__Your instructions__
Once the pictures have been removed, repeat the remainder of the records exactly.

__Exercise input__
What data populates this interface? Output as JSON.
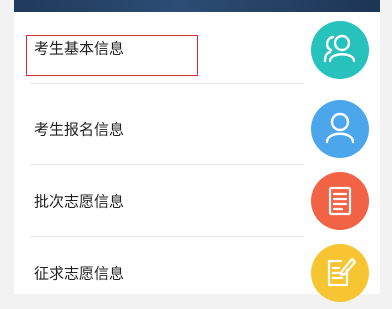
{
  "menu": {
    "items": [
      {
        "label": "考生基本信息",
        "icon": "users-icon",
        "color": "#26c2bb"
      },
      {
        "label": "考生报名信息",
        "icon": "user-icon",
        "color": "#4ba6ec"
      },
      {
        "label": "批次志愿信息",
        "icon": "document-list-icon",
        "color": "#f26244"
      },
      {
        "label": "征求志愿信息",
        "icon": "edit-note-icon",
        "color": "#f7c531"
      }
    ]
  },
  "colors": {
    "highlight_border": "#c8303a",
    "header_bar": "#1f3a5c"
  }
}
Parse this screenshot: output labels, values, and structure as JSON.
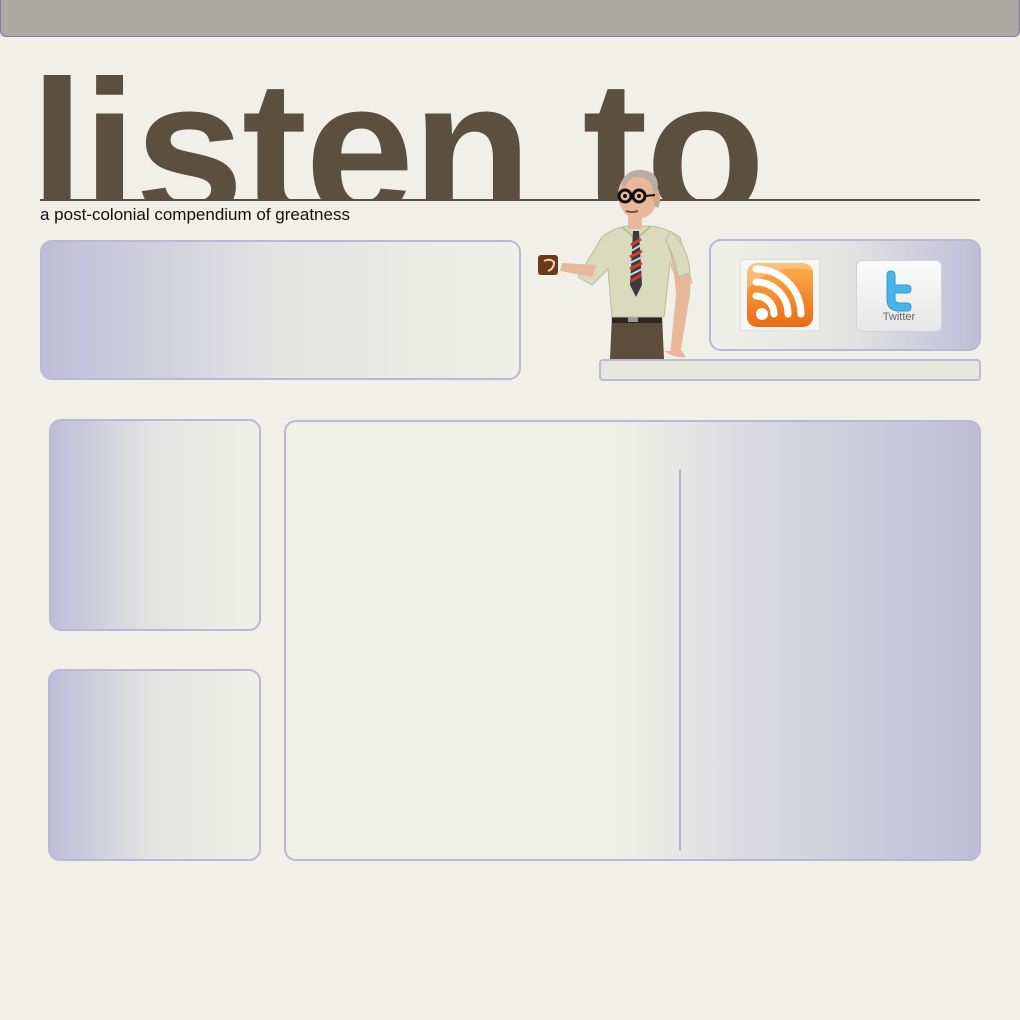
{
  "header": {
    "masthead_title": "listen to",
    "tagline": "a post-colonial compendium of greatness"
  },
  "social": {
    "rss_icon": "rss-feed-icon",
    "twitter_icon": "twitter-bird-icon",
    "twitter_label": "Twitter"
  },
  "mascot": {
    "icon": "man-with-coffee-mug"
  },
  "colors": {
    "masthead_brown": "#5c4f40",
    "background": "#f0f0e8",
    "panel_border": "#b9b8d6",
    "panel_tint": "#bebdd8",
    "topbar": "#aca9a0",
    "rss_orange": "#f7931e",
    "twitter_blue": "#4bb3e8"
  }
}
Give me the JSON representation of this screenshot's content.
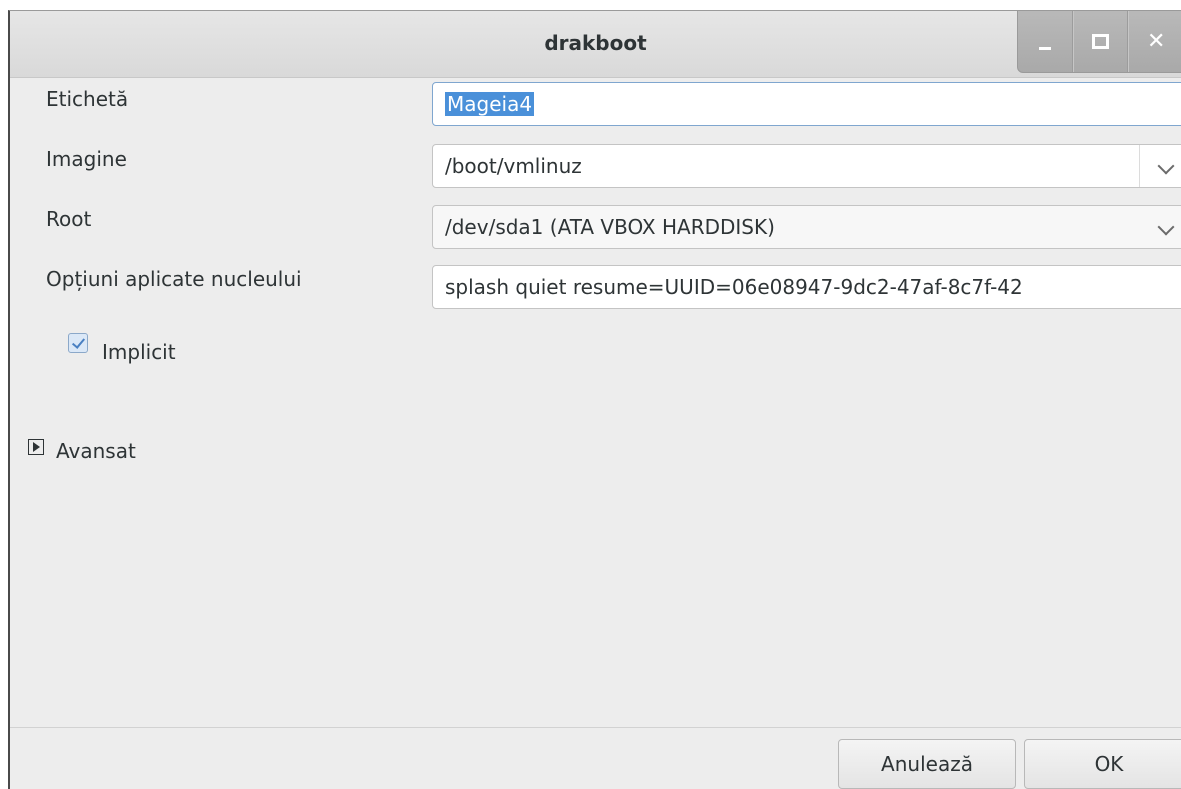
{
  "window": {
    "title": "drakboot",
    "controls": {
      "minimize_icon": "minimize-icon",
      "maximize_icon": "maximize-icon",
      "close_icon": "close-icon"
    }
  },
  "form": {
    "label_field": {
      "label": "Etichetă",
      "value": "Mageia4"
    },
    "image_field": {
      "label": "Imagine",
      "value": "/boot/vmlinuz"
    },
    "root_field": {
      "label": "Root",
      "value": "/dev/sda1 (ATA VBOX HARDDISK)"
    },
    "kernel_options": {
      "label": "Opțiuni aplicate nucleului",
      "value": "splash quiet resume=UUID=06e08947-9dc2-47af-8c7f-42"
    },
    "default_checkbox": {
      "label": "Implicit",
      "checked": true
    },
    "advanced_expander": {
      "label": "Avansat",
      "expanded": false
    }
  },
  "buttons": {
    "cancel": "Anulează",
    "ok": "OK"
  },
  "colors": {
    "selection": "#4a90d9",
    "window_bg": "#ededed"
  }
}
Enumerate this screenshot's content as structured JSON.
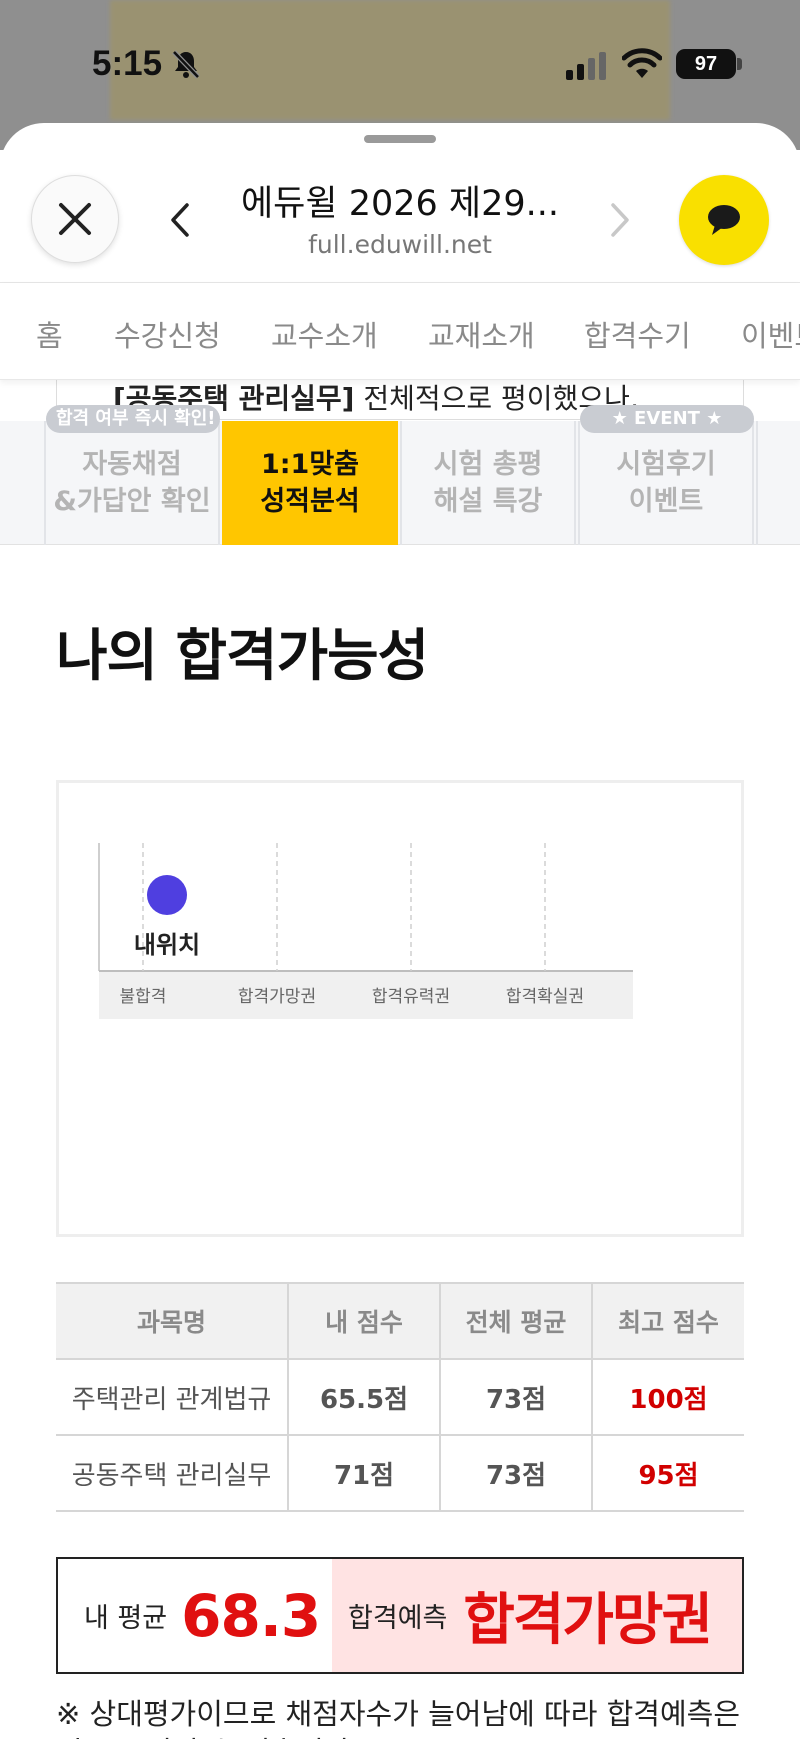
{
  "status_bar": {
    "time": "5:15",
    "battery": "97",
    "icons": [
      "bell-slash-icon",
      "signal-icon",
      "wifi-icon",
      "battery-icon"
    ]
  },
  "browser": {
    "title": "에듀윌 2026 제29...",
    "url": "full.eduwill.net",
    "icons": [
      "close-icon",
      "chevron-left-icon",
      "chevron-right-icon",
      "chat-bubble-icon"
    ],
    "chat_button_color": "#f9e000"
  },
  "nav": {
    "items": [
      "홈",
      "수강신청",
      "교수소개",
      "교재소개",
      "합격수기",
      "이벤트"
    ]
  },
  "peek": {
    "bold": "[공동주택 관리실무]",
    "rest": " 전체적으로 평이했으나,"
  },
  "tabs": [
    {
      "badge": "합격 여부 즉시 확인!",
      "line1": "자동채점",
      "line2": "&가답안 확인"
    },
    {
      "badge": "",
      "line1": "1:1맞춤",
      "line2": "성적분석"
    },
    {
      "badge": "",
      "line1": "시험 총평",
      "line2": "해설 특강"
    },
    {
      "badge": "★ EVENT ★",
      "line1": "시험후기",
      "line2": "이벤트"
    }
  ],
  "accent_color": "#ffc600",
  "section_title": "나의 합격가능성",
  "chart_data": {
    "type": "scatter",
    "categories": [
      "불합격",
      "합격가망권",
      "합격유력권",
      "합격확실권"
    ],
    "marker": {
      "label": "내위치",
      "category": "불합격",
      "color": "#4f3fe0"
    },
    "grid": true
  },
  "score_table": {
    "headers": [
      "과목명",
      "내 점수",
      "전체 평균",
      "최고 점수"
    ],
    "rows": [
      [
        "주택관리 관계법규",
        "65.5점",
        "73점",
        "100점"
      ],
      [
        "공동주택 관리실무",
        "71점",
        "73점",
        "95점"
      ]
    ]
  },
  "result": {
    "avg_label": "내 평균",
    "avg_value": "68.3",
    "pred_label": "합격예측",
    "pred_value": "합격가망권",
    "highlight_color": "#e01010"
  },
  "note": "※ 상대평가이므로 채점자수가 늘어남에 따라 합격예측은 일부 조정될 수 있습니다."
}
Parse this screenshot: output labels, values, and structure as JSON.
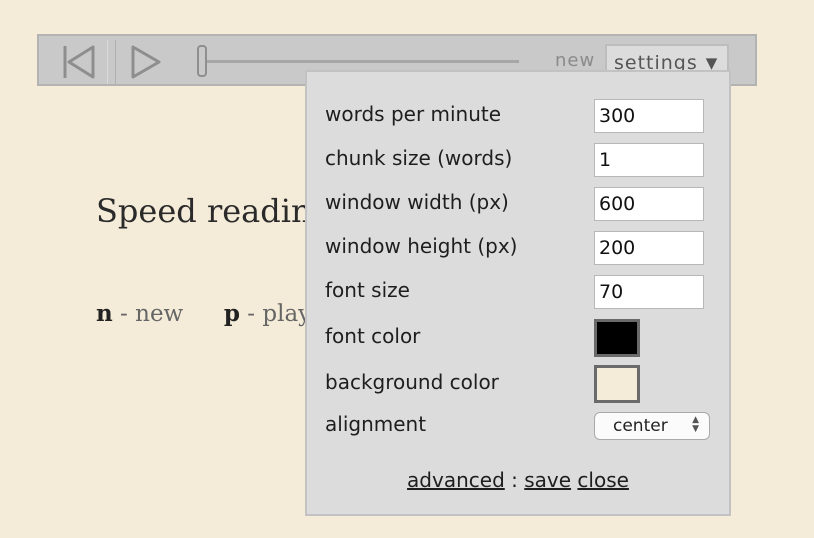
{
  "page": {
    "title": "Speed readin",
    "shortcuts": [
      {
        "key": "n",
        "action": "- new"
      },
      {
        "key": "p",
        "action": "- play"
      }
    ]
  },
  "toolbar": {
    "prev_icon": "skip-back-icon",
    "play_icon": "play-icon",
    "new_label": "new",
    "settings_label": "settings",
    "settings_arrow": "▼"
  },
  "settings": {
    "rows": [
      {
        "label": "words per minute",
        "value": "300"
      },
      {
        "label": "chunk size (words)",
        "value": "1"
      },
      {
        "label": "window width (px)",
        "value": "600"
      },
      {
        "label": "window height (px)",
        "value": "200"
      },
      {
        "label": "font size",
        "value": "70"
      }
    ],
    "font_color": {
      "label": "font color",
      "value": "#000000"
    },
    "background_color": {
      "label": "background color",
      "value": "#f4ecd8"
    },
    "alignment": {
      "label": "alignment",
      "value": "center"
    },
    "advanced_label": "advanced",
    "separator": ":",
    "save_label": "save",
    "close_label": "close"
  },
  "colors": {
    "page_background": "#f4ecd8",
    "toolbar": "#c9c9c9",
    "panel": "#dcdcdc"
  }
}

__Response__
What data populates this interface? Output as JSON.
{
  "menu": {
    "items": [
      {
        "label": "考生基本信息",
        "icon": "users-icon",
        "color": "#26c2bb"
      },
      {
        "label": "考生报名信息",
        "icon": "user-icon",
        "color": "#4ba6ec"
      },
      {
        "label": "批次志愿信息",
        "icon": "document-list-icon",
        "color": "#f26244"
      },
      {
        "label": "征求志愿信息",
        "icon": "edit-note-icon",
        "color": "#f7c531"
      }
    ]
  },
  "colors": {
    "highlight_border": "#c8303a",
    "header_bar": "#1f3a5c"
  }
}
Parse this screenshot: output labels, values, and structure as JSON.
{
  "header": {
    "masthead_title": "listen to",
    "tagline": "a post-colonial compendium of greatness"
  },
  "social": {
    "rss_icon": "rss-feed-icon",
    "twitter_icon": "twitter-bird-icon",
    "twitter_label": "Twitter"
  },
  "mascot": {
    "icon": "man-with-coffee-mug"
  },
  "colors": {
    "masthead_brown": "#5c4f40",
    "background": "#f0f0e8",
    "panel_border": "#b9b8d6",
    "panel_tint": "#bebdd8",
    "topbar": "#aca9a0",
    "rss_orange": "#f7931e",
    "twitter_blue": "#4bb3e8"
  }
}
Give me the JSON representation of this screenshot's content.
{
  "window": {
    "title": "drakboot",
    "controls": {
      "minimize_icon": "minimize-icon",
      "maximize_icon": "maximize-icon",
      "close_icon": "close-icon"
    }
  },
  "form": {
    "label_field": {
      "label": "Etichetă",
      "value": "Mageia4"
    },
    "image_field": {
      "label": "Imagine",
      "value": "/boot/vmlinuz"
    },
    "root_field": {
      "label": "Root",
      "value": "/dev/sda1 (ATA VBOX HARDDISK)"
    },
    "kernel_options": {
      "label": "Opțiuni aplicate nucleului",
      "value": "splash quiet resume=UUID=06e08947-9dc2-47af-8c7f-42"
    },
    "default_checkbox": {
      "label": "Implicit",
      "checked": true
    },
    "advanced_expander": {
      "label": "Avansat",
      "expanded": false
    }
  },
  "buttons": {
    "cancel": "Anulează",
    "ok": "OK"
  },
  "colors": {
    "selection": "#4a90d9",
    "window_bg": "#ededed"
  }
}
Enumerate this screenshot's content as structured JSON.
{
  "status_bar": {
    "time": "5:15",
    "battery": "97",
    "icons": [
      "bell-slash-icon",
      "signal-icon",
      "wifi-icon",
      "battery-icon"
    ]
  },
  "browser": {
    "title": "에듀윌 2026 제29...",
    "url": "full.eduwill.net",
    "icons": [
      "close-icon",
      "chevron-left-icon",
      "chevron-right-icon",
      "chat-bubble-icon"
    ],
    "chat_button_color": "#f9e000"
  },
  "nav": {
    "items": [
      "홈",
      "수강신청",
      "교수소개",
      "교재소개",
      "합격수기",
      "이벤트"
    ]
  },
  "peek": {
    "bold": "[공동주택 관리실무]",
    "rest": " 전체적으로 평이했으나,"
  },
  "tabs": [
    {
      "badge": "합격 여부 즉시 확인!",
      "line1": "자동채점",
      "line2": "&가답안 확인"
    },
    {
      "badge": "",
      "line1": "1:1맞춤",
      "line2": "성적분석"
    },
    {
      "badge": "",
      "line1": "시험 총평",
      "line2": "해설 특강"
    },
    {
      "badge": "★ EVENT ★",
      "line1": "시험후기",
      "line2": "이벤트"
    }
  ],
  "accent_color": "#ffc600",
  "section_title": "나의 합격가능성",
  "chart_data": {
    "type": "scatter",
    "categories": [
      "불합격",
      "합격가망권",
      "합격유력권",
      "합격확실권"
    ],
    "marker": {
      "label": "내위치",
      "category": "불합격",
      "color": "#4f3fe0"
    },
    "grid": true
  },
  "score_table": {
    "headers": [
      "과목명",
      "내 점수",
      "전체 평균",
      "최고 점수"
    ],
    "rows": [
      [
        "주택관리 관계법규",
        "65.5점",
        "73점",
        "100점"
      ],
      [
        "공동주택 관리실무",
        "71점",
        "73점",
        "95점"
      ]
    ]
  },
  "result": {
    "avg_label": "내 평균",
    "avg_value": "68.3",
    "pred_label": "합격예측",
    "pred_value": "합격가망권",
    "highlight_color": "#e01010"
  },
  "note": "※ 상대평가이므로 채점자수가 늘어남에 따라 합격예측은 일부 조정될 수 있습니다."
}
Parse this screenshot: output labels, values, and structure as JSON.
{
  "page": {
    "title": "Speed readin",
    "shortcuts": [
      {
        "key": "n",
        "action": "- new"
      },
      {
        "key": "p",
        "action": "- play"
      }
    ]
  },
  "toolbar": {
    "prev_icon": "skip-back-icon",
    "play_icon": "play-icon",
    "new_label": "new",
    "settings_label": "settings",
    "settings_arrow": "▼"
  },
  "settings": {
    "rows": [
      {
        "label": "words per minute",
        "value": "300"
      },
      {
        "label": "chunk size (words)",
        "value": "1"
      },
      {
        "label": "window width (px)",
        "value": "600"
      },
      {
        "label": "window height (px)",
        "value": "200"
      },
      {
        "label": "font size",
        "value": "70"
      }
    ],
    "font_color": {
      "label": "font color",
      "value": "#000000"
    },
    "background_color": {
      "label": "background color",
      "value": "#f4ecd8"
    },
    "alignment": {
      "label": "alignment",
      "value": "center"
    },
    "advanced_label": "advanced",
    "separator": ":",
    "save_label": "save",
    "close_label": "close"
  },
  "colors": {
    "page_background": "#f4ecd8",
    "toolbar": "#c9c9c9",
    "panel": "#dcdcdc"
  }
}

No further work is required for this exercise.